3D protein

A highly ambitious proposal to weigh the mass of a single protein molecule has won Dr Chirlmin Joo and his Korean colleague an HFSP research grant. What is their plan?

The Human Frontier Science Program (HFSP) is a prestigious international research fund for interdisciplinary and intercontinental biology research projects which are both unpredictable in outcome and promising in outlook.

The competition is fierce, partly because of the total freedom that the fund allows the researchers. Last year, the HFSP received 644 applications, from which 25 were selected for a research grant. Single-molecule protein sequencing using nano-devices from Chirlmin Joo (Co-Director at the Kavli Institute Delft, Faculty of Applied Sciences) and Sang Wook Lee, a physicist at the Ewha Womans University in Seoul, Korea, is on the list.
“The committee thought that the project was extremely ambitious”, said Joo over the telephone. “They fully recognised the high-risk nature of the project, but also the high importance if we would succeed.”

So what is the project's aim and why? Its goal is to identify proteins from single cells. Proteins are a cell’s workhorses. Almost every cel action is done happens through proteins. Small errors in protein synthesis can have disastrous results like metabolic diseases, muscular disorders, cystic fibrosis, and Alzheimer’s disease.

Small errors in protein synthesis can have disastrous results

Conventional analysis of proteins makes use of mass spectroscopy, which only works with a large amount of sample. But for analysis on cellular level, the amount of given protein is minute, especially when the protein has a regulatory function. That’s why Joo and colleagues have been focusing on single-molecule protein identification since 2011. In 2017, he received a EUR 2.3 million grant from NWO for developing single-molecule protein sequencers using fluorescence and nanopore techniques.
The new tack in his on-going quest is to weigh a single protein molecule. The idea is that proteins can be identified, or at least narrowed down, on the basis of their molecular mass only.

Professor Sang Wook Lee develops highly sensitive nanoscales featuring a 2-dimensional material. The resonance frequency of the material changes when a mass is attached to it. According to Joo, the mass can be derived from the resonance frequency shift. The mass resolution of Lee’s new nanoscale based on graphene is incredible: 1.7 . 10-24 gram, or the mass of one proton (the mass unit is called ‘Dalton’), and thus has a potential for accurately measuring the mass of a protein molecule.

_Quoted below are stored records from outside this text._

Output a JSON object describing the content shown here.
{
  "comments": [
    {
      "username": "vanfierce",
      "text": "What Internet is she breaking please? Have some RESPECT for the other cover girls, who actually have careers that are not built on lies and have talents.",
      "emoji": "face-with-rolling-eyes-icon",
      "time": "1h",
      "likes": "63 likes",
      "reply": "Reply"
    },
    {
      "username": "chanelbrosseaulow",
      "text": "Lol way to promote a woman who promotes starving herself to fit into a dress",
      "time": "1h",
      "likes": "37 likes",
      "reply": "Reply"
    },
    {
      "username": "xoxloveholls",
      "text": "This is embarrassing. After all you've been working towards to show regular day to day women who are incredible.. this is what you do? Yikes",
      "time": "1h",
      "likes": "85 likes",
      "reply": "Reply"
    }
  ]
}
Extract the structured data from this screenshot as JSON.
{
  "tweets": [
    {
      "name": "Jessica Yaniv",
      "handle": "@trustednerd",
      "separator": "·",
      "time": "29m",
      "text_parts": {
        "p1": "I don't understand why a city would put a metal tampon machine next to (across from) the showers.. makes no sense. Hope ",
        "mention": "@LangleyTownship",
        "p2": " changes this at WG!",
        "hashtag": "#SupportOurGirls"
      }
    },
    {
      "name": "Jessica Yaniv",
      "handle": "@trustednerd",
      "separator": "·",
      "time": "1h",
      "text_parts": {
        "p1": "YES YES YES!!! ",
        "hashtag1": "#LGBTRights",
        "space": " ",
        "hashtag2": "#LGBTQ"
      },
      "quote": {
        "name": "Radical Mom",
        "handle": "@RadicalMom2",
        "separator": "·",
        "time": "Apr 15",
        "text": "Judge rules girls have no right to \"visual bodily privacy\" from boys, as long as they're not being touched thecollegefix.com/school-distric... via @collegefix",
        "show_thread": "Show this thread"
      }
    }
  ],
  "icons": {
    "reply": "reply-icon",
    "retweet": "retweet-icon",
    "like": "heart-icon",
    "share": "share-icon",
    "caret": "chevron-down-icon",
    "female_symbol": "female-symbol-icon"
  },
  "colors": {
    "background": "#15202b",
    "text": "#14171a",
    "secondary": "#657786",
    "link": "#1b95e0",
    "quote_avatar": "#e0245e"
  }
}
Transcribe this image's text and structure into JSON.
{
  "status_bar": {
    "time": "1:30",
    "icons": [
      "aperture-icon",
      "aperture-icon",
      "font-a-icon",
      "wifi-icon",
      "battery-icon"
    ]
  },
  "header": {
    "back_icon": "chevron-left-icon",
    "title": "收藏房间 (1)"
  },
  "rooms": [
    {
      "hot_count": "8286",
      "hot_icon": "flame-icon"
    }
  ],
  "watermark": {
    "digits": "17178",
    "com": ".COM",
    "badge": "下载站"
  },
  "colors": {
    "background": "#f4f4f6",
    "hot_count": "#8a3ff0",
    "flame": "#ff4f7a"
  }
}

Joo and Lee have received USD 750.000 of funding for a period of three years from the Strasbourg-based research fund.  The HFSP receives support from European Research Council and the governments of 13 countries including Republic of Korea.

Single molecule protein sequencing requires pushing the boundaries of nanotechnology, which may seem like very fundamental science. Yet its applications are immediate and promising. Joo wrote in his proposal: ‘Our technologies will be the first to create the opportunity for single-cell proteomics and real-time screening for on-site medical diagnostics.’

Chirlmin Joo
Dr. Chirlmin Joo. (Photo: Jos Wassink)

“We know about genomics very well”, Joo explains. “But the DNA in a cell is static material. In contrast, the profile of protein expression varies dynamically. They are the building blocks of life that change over time. When you’re ill, the signature shows up in your proteins.” So after genomics, we’re now seeing the first steps into proteomics. The field is so promising that Joo and Prof. Cees Dekker from the same institute have set up a start-up company called Bluemics (named after proteomics and Delft blue) to commercialise practical applications.